● Problem details: Would you copy the entries that follow exactly, leaving out every picture?

--- START ---

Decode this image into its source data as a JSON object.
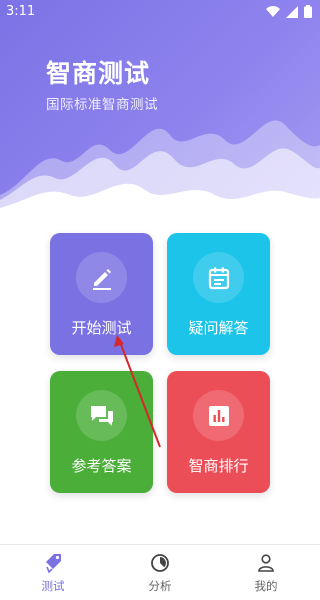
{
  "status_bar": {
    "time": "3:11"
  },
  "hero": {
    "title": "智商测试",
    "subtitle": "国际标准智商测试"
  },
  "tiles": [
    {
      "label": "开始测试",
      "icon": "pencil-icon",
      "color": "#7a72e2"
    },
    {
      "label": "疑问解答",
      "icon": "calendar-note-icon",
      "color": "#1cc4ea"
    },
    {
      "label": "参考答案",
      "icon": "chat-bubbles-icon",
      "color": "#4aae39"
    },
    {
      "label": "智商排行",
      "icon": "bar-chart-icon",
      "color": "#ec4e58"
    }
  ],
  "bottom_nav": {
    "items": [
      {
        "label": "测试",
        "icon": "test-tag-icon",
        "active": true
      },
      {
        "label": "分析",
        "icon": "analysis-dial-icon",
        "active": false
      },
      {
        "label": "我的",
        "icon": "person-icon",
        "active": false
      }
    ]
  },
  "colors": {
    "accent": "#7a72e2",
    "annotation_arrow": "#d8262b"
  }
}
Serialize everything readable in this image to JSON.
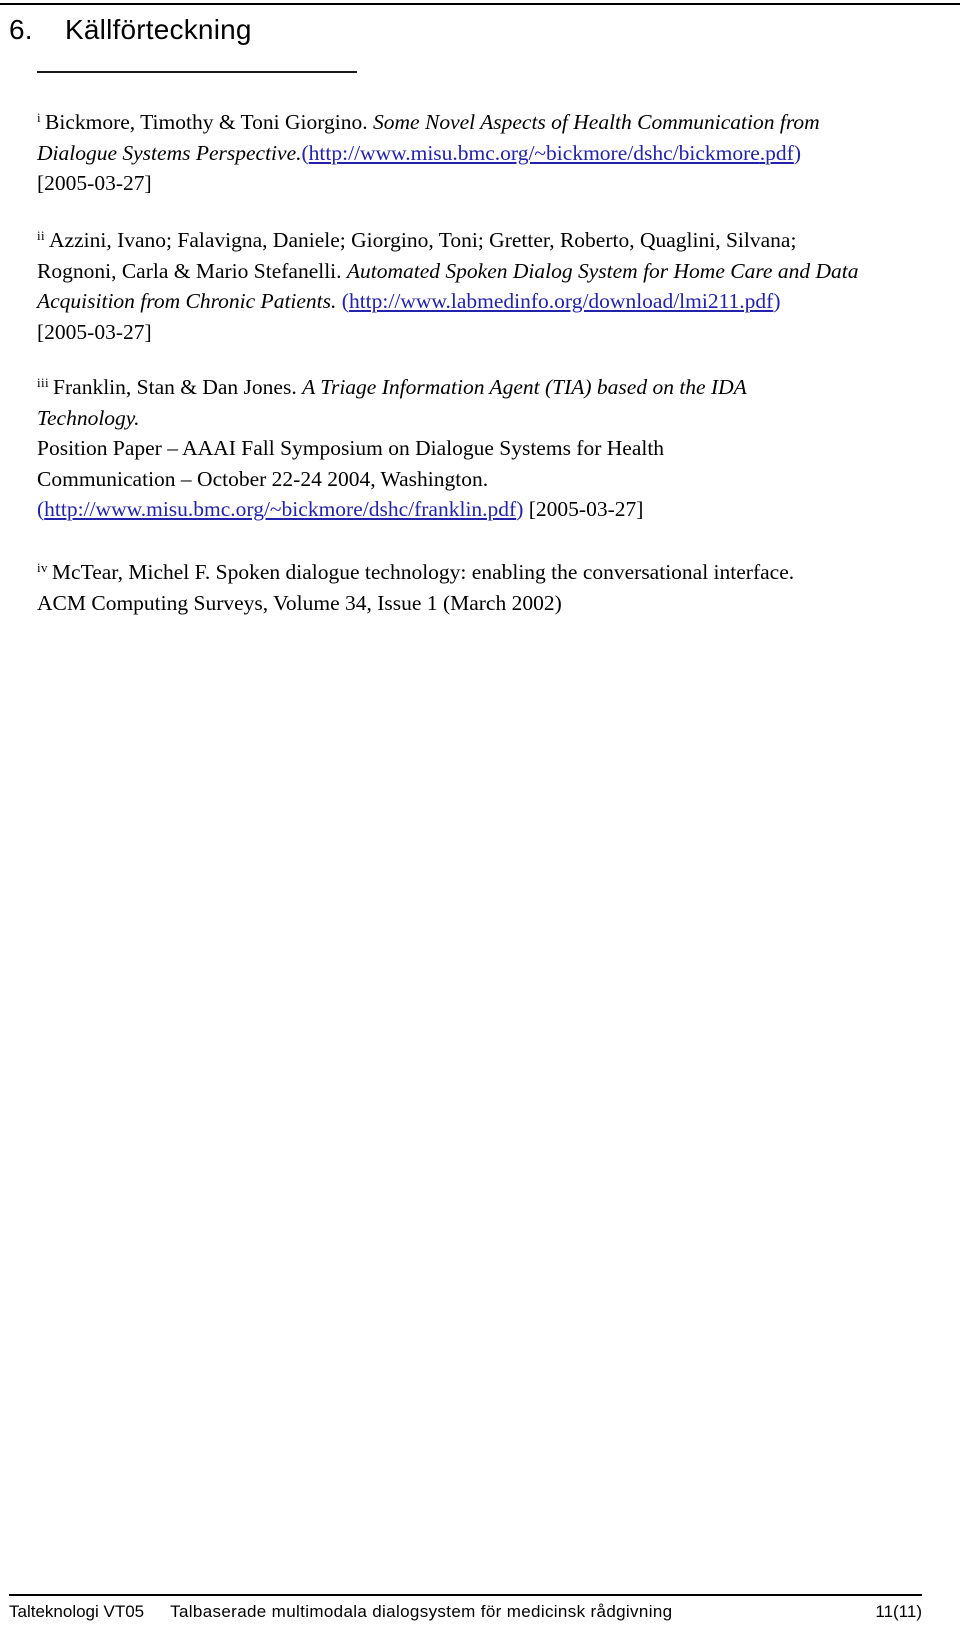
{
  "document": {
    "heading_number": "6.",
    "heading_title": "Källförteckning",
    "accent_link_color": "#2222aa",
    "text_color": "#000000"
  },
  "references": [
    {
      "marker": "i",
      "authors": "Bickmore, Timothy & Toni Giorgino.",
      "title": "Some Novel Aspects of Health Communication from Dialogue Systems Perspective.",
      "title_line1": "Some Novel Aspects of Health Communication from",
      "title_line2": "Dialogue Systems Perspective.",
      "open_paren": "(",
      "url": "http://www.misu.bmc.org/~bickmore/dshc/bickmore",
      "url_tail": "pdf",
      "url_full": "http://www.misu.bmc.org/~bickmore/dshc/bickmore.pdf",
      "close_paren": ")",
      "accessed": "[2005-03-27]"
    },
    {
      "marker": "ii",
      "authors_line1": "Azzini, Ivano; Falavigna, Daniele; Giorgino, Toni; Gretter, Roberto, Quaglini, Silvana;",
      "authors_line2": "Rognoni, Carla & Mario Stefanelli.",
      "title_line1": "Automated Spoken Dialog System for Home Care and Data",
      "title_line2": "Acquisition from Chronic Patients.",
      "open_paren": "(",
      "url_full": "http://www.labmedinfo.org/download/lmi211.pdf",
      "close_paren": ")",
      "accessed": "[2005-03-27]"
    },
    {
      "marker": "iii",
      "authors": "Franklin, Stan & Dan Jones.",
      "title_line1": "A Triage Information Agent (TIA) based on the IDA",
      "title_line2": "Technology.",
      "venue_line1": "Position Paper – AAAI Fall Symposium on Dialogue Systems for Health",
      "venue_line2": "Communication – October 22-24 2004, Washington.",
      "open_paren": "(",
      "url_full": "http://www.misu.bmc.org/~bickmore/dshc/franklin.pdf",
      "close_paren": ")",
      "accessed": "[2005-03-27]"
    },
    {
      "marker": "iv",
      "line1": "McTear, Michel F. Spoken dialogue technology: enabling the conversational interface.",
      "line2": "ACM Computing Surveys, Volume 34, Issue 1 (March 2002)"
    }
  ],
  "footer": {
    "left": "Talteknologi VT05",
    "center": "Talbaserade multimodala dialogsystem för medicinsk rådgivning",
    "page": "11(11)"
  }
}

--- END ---

● Your response:
Decode this image into its source data as a JSON object.
{
  "status_bar": {
    "time": "3:11"
  },
  "hero": {
    "title": "智商测试",
    "subtitle": "国际标准智商测试"
  },
  "tiles": [
    {
      "label": "开始测试",
      "icon": "pencil-icon",
      "color": "#7a72e2"
    },
    {
      "label": "疑问解答",
      "icon": "calendar-note-icon",
      "color": "#1cc4ea"
    },
    {
      "label": "参考答案",
      "icon": "chat-bubbles-icon",
      "color": "#4aae39"
    },
    {
      "label": "智商排行",
      "icon": "bar-chart-icon",
      "color": "#ec4e58"
    }
  ],
  "bottom_nav": {
    "items": [
      {
        "label": "测试",
        "icon": "test-tag-icon",
        "active": true
      },
      {
        "label": "分析",
        "icon": "analysis-dial-icon",
        "active": false
      },
      {
        "label": "我的",
        "icon": "person-icon",
        "active": false
      }
    ]
  },
  "colors": {
    "accent": "#7a72e2",
    "annotation_arrow": "#d8262b"
  }
}
Serialize everything readable in this image to JSON.
{
  "document": {
    "heading_number": "6.",
    "heading_title": "Källförteckning",
    "accent_link_color": "#2222aa",
    "text_color": "#000000"
  },
  "references": [
    {
      "marker": "i",
      "authors": "Bickmore, Timothy & Toni Giorgino.",
      "title": "Some Novel Aspects of Health Communication from Dialogue Systems Perspective.",
      "title_line1": "Some Novel Aspects of Health Communication from",
      "title_line2": "Dialogue Systems Perspective.",
      "open_paren": "(",
      "url": "http://www.misu.bmc.org/~bickmore/dshc/bickmore",
      "url_tail": "pdf",
      "url_full": "http://www.misu.bmc.org/~bickmore/dshc/bickmore.pdf",
      "close_paren": ")",
      "accessed": "[2005-03-27]"
    },
    {
      "marker": "ii",
      "authors_line1": "Azzini, Ivano; Falavigna, Daniele; Giorgino, Toni; Gretter, Roberto, Quaglini, Silvana;",
      "authors_line2": "Rognoni, Carla & Mario Stefanelli.",
      "title_line1": "Automated Spoken Dialog System for Home Care and Data",
      "title_line2": "Acquisition from Chronic Patients.",
      "open_paren": "(",
      "url_full": "http://www.labmedinfo.org/download/lmi211.pdf",
      "close_paren": ")",
      "accessed": "[2005-03-27]"
    },
    {
      "marker": "iii",
      "authors": "Franklin, Stan & Dan Jones.",
      "title_line1": "A Triage Information Agent (TIA) based on the IDA",
      "title_line2": "Technology.",
      "venue_line1": "Position Paper – AAAI Fall Symposium on Dialogue Systems for Health",
      "venue_line2": "Communication – October 22-24 2004, Washington.",
      "open_paren": "(",
      "url_full": "http://www.misu.bmc.org/~bickmore/dshc/franklin.pdf",
      "close_paren": ")",
      "accessed": "[2005-03-27]"
    },
    {
      "marker": "iv",
      "line1": "McTear, Michel F. Spoken dialogue technology: enabling the conversational interface.",
      "line2": "ACM Computing Surveys, Volume 34, Issue 1 (March 2002)"
    }
  ],
  "footer": {
    "left": "Talteknologi VT05",
    "center": "Talbaserade multimodala dialogsystem för medicinsk rådgivning",
    "page": "11(11)"
  }
}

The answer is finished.